Colon cancer almost always starts with a polyp – a small growth on the lining of the colon or rectum. Testing can save lives by finding polyps before they become cancer. If pre-cancerous polyps are removed, colon cancer can be prevented. Eating a low-fat diet that is rich in fruits and vegetables may also make you less likely to have this cancer.
The American Cancer Society recommends one of the following tests for all people starting at age 50:
Tests that find polyps and cancer
- Flexible sigmoidoscopy every 5 years*, or
- Colonoscopy every 10 years, or
- Double-contrast barium enema every 5 years*, or
- CT colonography (virtual colonoscopy) every 5 years*
Tests that primarily find cancer

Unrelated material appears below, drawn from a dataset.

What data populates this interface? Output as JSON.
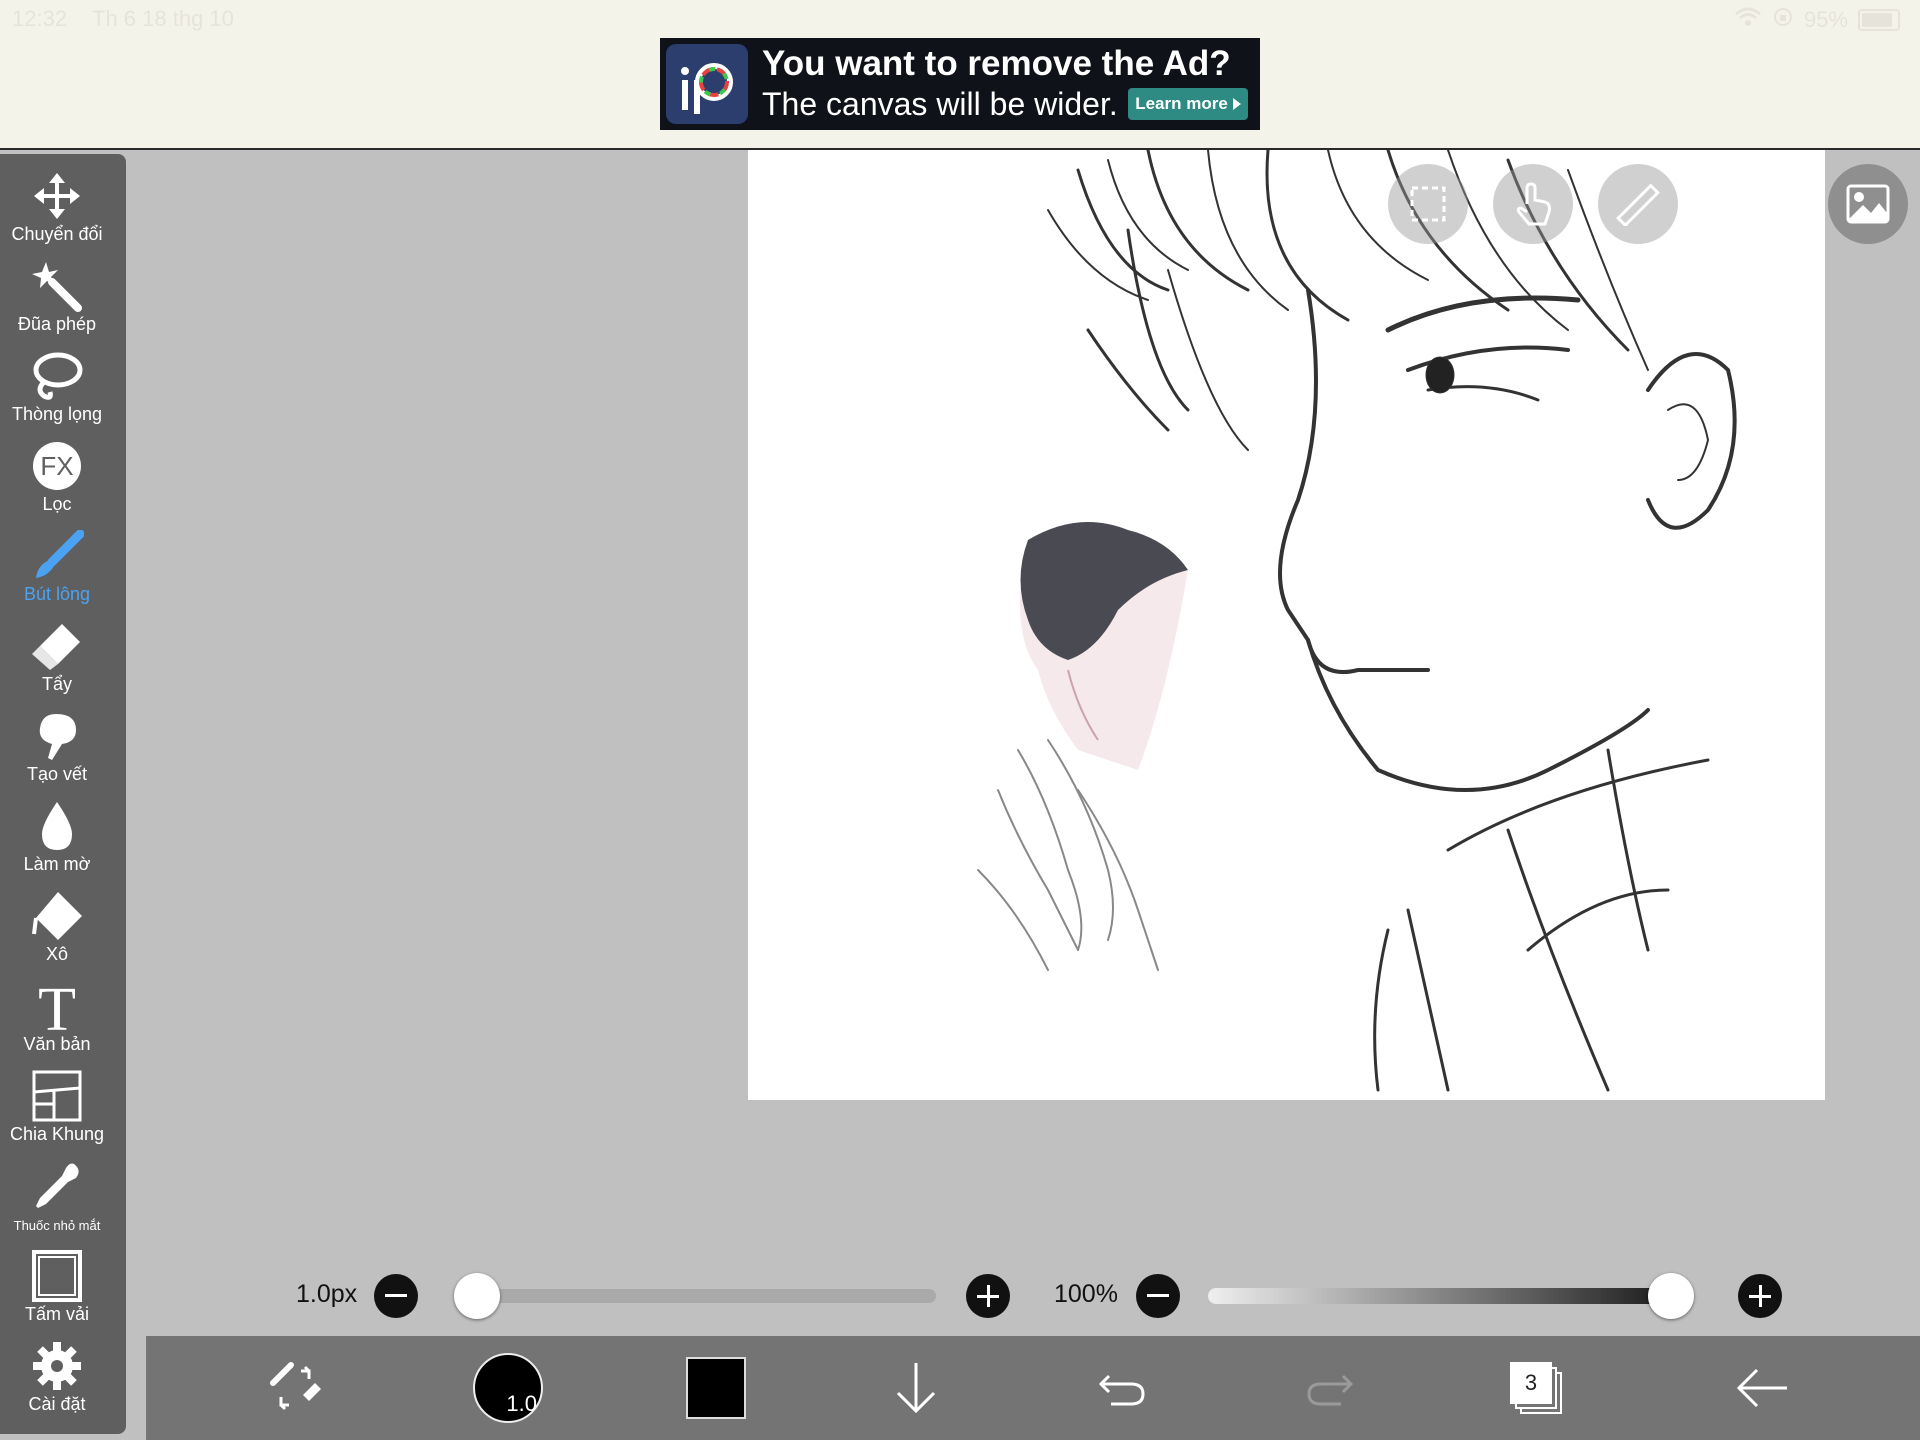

- Yearly fecal occult blood test (FOBT)**, or
- Yearly fecal immunochemical test (FIT)**, or
- Stool DNA test (sDNA), interval uncertain (this test is currently not available)**
* If the test is positive, a colonoscopy should be done.
** The multiple stool take-home test should be used. One test done by the doctor is not adequate for testing. A colonoscopy should be done if the test is positive.
The tests that are designed to find both early cancer and polyps should be your first choice if these tests are available to you and you are willing to have one of these more invasive tests. Talk to your doctor about which test is best for you.
Smoking is the cause for more than 80% of all lung cancers, but people who don’t smoke can also have lung cancer.
What you can do
Lung cancer is one of the few cancers that can often be prevented simply by not smoking. If you are a smoker, ask your doctor or nurse to help you quit. If you don’t smoke, don’t start, and avoid breathing in other people’s smoke. If your friends and loved ones are smokers, help them quit. For help quitting, call your American Cancer Society at 1-800-227-2345 to find out how we can help improve your chances of quitting for good.
Certain men at high risk for lung cancer may want to talk to a doctor about whether getting a low-dose CT scan to screen for early lung cancer is right for them. Screening may benefit adults who are active or former smokers between the ages of 55 and 74 who have no signs of lung cancer and who have a 30 pack-year smoking history. (A pack-year is 1 pack of cigarettes per day per year. One pack per day for 30 years or 2 packs per day for 15 years would both be 30 pack-years.) You should discuss the benefits, limitations, and risks of lung cancer screening with a doctor before testing is done.
Anyone who spends time in the sun can have skin cancer. People with fair skin, especially those with blond or red hair, are more likely to get skin cancer than people with darker coloring. People who have had a close family member with melanoma and those who had severe sunburns before the age of 18 are more likely to get skin cancer.
What you can do
Most skin cancers can be prevented by avoiding the midday sun. When in the sun, wear hats with brims, long-sleeve shirts, sunglasses, and use sunscreen with an SPF of 30 or higher on all exposed parts of the skin. If you have children, protect them from the sun and don’t let them get sunburned. Be aware of all moles and spots on your skin, and report any changes to a doctor right away. Have a skin exam during your regular health check-ups.
The best defense against cancer
Early detection – finding a cancer early before it has spread – gives you the best chance to do something about it. Knowing about these cancers and what you can do to help reduce your cancer risk can save your life.
Take control of your health and reduce your cancer risk.
- Stay away from tobacco.
- Stay at a healthy weight.
- Get moving with regular physical activity.
- Eat healthy with plenty of fruits and vegetables.
- Limit how much alcohol you drink (if you drink at all).
- Protect your skin.
- Know yourself, your family history, and your risks.
- Get regular check-ups and cancer screening tests.
For information on how to reduce your cancer risk and other questions about cancer, please call us anytime, day or night, at 1-800-227-2345 or visit us online at www.cancer.org.
Last Revised: 04/16/2014